**BRIEF**:
What is needed is the number of lines below that contain the string "this", with no other text.

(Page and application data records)
□ □ □ □ □

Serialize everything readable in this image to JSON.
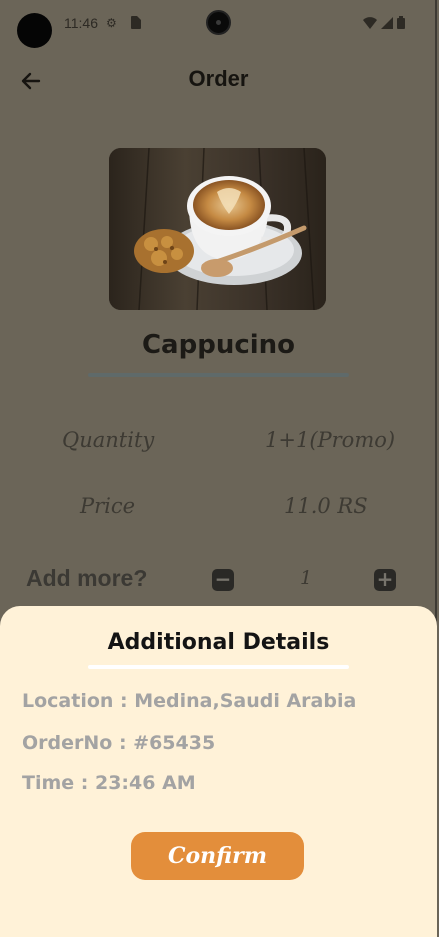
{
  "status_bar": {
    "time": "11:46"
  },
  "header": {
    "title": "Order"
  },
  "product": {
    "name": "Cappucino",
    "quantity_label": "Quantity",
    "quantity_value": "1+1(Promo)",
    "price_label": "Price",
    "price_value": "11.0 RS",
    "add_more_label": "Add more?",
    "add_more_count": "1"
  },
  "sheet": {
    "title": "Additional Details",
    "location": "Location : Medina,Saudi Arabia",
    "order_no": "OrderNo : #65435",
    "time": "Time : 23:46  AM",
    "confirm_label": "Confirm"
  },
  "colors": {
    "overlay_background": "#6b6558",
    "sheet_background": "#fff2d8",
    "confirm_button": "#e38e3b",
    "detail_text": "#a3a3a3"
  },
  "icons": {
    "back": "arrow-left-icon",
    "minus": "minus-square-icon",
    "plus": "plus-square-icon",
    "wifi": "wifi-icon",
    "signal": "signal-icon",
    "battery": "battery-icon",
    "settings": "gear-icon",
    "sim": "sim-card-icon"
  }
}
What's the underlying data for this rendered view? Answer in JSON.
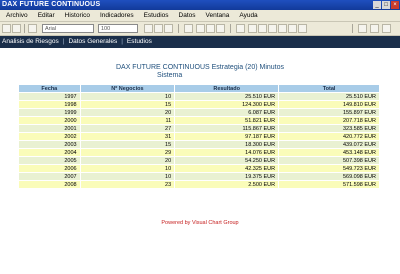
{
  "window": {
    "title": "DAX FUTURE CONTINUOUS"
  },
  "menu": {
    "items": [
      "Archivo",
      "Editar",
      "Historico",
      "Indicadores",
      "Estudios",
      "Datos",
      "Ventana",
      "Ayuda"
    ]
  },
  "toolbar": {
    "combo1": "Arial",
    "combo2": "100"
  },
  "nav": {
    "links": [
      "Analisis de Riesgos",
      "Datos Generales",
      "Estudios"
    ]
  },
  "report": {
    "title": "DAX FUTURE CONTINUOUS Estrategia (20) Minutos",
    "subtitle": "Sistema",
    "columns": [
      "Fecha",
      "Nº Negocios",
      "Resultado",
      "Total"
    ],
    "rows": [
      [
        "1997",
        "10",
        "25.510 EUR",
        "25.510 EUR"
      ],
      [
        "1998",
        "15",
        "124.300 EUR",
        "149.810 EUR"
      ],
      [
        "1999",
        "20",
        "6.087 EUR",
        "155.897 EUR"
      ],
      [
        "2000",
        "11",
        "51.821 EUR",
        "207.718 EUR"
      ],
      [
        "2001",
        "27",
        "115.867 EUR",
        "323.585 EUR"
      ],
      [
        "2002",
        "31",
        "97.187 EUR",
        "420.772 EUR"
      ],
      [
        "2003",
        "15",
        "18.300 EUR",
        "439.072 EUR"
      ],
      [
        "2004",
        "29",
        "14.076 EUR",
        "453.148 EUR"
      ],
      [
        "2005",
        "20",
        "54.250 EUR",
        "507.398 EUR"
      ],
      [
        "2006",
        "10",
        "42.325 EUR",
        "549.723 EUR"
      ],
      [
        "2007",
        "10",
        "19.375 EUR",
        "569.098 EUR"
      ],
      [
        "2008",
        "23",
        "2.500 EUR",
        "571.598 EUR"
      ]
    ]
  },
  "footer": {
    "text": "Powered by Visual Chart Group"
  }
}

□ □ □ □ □

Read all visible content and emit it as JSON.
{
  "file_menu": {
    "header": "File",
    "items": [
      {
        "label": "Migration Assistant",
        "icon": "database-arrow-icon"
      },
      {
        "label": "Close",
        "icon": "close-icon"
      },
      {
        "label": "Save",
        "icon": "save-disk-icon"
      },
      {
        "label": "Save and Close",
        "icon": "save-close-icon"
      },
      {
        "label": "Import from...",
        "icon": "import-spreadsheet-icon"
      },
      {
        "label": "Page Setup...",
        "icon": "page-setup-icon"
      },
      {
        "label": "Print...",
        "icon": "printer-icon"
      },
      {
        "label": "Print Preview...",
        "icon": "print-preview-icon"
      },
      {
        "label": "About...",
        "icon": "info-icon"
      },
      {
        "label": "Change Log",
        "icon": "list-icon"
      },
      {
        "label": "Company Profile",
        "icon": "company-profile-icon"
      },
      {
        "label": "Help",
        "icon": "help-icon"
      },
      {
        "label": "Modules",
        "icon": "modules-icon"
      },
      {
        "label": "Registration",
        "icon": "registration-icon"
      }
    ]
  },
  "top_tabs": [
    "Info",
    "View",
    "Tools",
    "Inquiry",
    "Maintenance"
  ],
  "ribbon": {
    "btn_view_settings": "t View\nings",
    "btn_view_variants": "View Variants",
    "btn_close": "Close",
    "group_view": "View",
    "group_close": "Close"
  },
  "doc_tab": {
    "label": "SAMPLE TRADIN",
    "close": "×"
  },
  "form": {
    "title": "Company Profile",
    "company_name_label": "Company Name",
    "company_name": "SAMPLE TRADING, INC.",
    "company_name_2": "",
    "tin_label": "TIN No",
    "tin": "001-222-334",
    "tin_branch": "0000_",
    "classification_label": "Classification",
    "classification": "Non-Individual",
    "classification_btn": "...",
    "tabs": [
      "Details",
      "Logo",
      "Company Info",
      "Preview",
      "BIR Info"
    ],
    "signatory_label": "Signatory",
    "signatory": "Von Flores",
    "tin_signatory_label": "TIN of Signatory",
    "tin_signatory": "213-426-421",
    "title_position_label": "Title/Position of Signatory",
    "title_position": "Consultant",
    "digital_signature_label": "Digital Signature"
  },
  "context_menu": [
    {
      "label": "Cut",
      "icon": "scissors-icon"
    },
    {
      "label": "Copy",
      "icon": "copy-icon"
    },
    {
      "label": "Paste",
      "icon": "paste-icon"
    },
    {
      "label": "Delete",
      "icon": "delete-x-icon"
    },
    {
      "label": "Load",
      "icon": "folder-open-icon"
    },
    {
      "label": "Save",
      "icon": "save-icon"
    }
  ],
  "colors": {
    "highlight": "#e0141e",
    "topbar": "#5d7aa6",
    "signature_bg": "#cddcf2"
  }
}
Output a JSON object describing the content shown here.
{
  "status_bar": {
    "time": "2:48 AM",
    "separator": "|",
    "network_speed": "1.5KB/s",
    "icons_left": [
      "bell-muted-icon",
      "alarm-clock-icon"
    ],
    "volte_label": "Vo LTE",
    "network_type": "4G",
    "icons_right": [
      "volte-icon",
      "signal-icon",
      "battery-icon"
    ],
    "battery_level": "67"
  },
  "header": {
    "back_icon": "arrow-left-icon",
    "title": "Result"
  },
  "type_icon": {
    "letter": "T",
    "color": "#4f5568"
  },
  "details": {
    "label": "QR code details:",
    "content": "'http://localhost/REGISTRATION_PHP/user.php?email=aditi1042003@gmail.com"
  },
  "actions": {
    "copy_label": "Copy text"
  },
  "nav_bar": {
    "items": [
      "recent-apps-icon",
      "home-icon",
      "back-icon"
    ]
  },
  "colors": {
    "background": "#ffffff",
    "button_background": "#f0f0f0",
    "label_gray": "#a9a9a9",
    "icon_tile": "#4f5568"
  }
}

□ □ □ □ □

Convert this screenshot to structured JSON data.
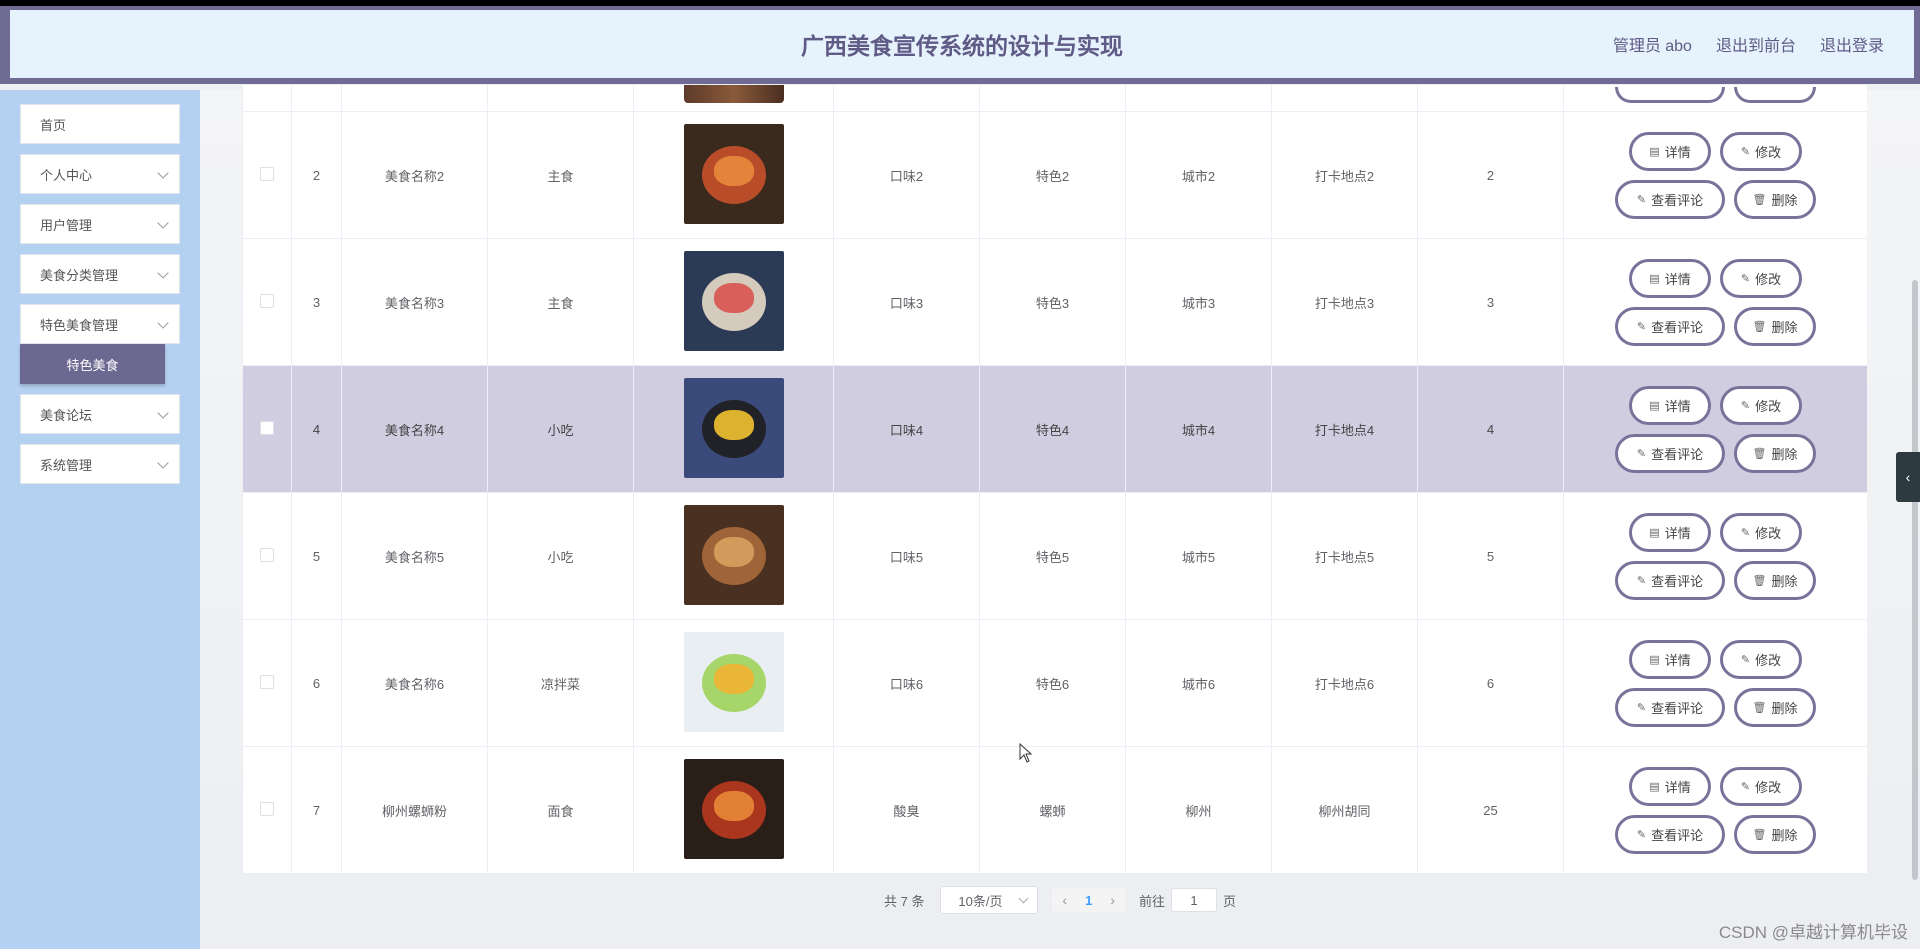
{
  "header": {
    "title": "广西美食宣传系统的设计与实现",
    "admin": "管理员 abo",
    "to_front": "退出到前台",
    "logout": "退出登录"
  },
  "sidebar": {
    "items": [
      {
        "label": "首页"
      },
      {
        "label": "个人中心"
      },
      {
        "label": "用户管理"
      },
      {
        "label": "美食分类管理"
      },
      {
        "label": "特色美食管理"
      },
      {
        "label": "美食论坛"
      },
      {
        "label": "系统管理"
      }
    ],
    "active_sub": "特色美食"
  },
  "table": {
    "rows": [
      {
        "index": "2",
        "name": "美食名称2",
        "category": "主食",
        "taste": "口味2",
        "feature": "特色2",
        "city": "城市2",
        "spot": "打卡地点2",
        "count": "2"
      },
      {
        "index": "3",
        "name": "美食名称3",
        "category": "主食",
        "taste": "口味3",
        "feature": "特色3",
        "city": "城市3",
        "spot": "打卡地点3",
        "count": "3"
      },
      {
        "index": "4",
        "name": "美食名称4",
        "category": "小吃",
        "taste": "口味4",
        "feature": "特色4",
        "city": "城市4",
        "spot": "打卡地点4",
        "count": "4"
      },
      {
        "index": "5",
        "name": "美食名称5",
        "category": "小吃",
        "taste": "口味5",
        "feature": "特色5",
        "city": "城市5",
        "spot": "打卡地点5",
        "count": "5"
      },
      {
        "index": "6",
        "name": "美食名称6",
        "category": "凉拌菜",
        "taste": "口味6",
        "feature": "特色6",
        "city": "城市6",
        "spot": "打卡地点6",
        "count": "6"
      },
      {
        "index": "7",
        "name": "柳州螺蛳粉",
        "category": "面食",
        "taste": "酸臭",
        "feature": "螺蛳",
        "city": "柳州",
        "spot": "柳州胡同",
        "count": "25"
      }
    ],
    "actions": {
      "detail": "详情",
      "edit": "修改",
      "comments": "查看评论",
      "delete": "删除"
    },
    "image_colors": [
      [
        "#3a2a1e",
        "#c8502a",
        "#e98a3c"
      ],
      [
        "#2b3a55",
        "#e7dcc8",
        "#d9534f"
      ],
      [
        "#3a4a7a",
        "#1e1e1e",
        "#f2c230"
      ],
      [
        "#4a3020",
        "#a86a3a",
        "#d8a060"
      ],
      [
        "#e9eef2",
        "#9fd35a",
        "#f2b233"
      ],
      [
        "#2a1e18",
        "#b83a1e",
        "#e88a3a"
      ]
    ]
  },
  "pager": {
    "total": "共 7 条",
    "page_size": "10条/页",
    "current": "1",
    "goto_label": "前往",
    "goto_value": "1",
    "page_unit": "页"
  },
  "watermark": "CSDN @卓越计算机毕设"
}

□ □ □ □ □

**COMPLETED TASK**:
3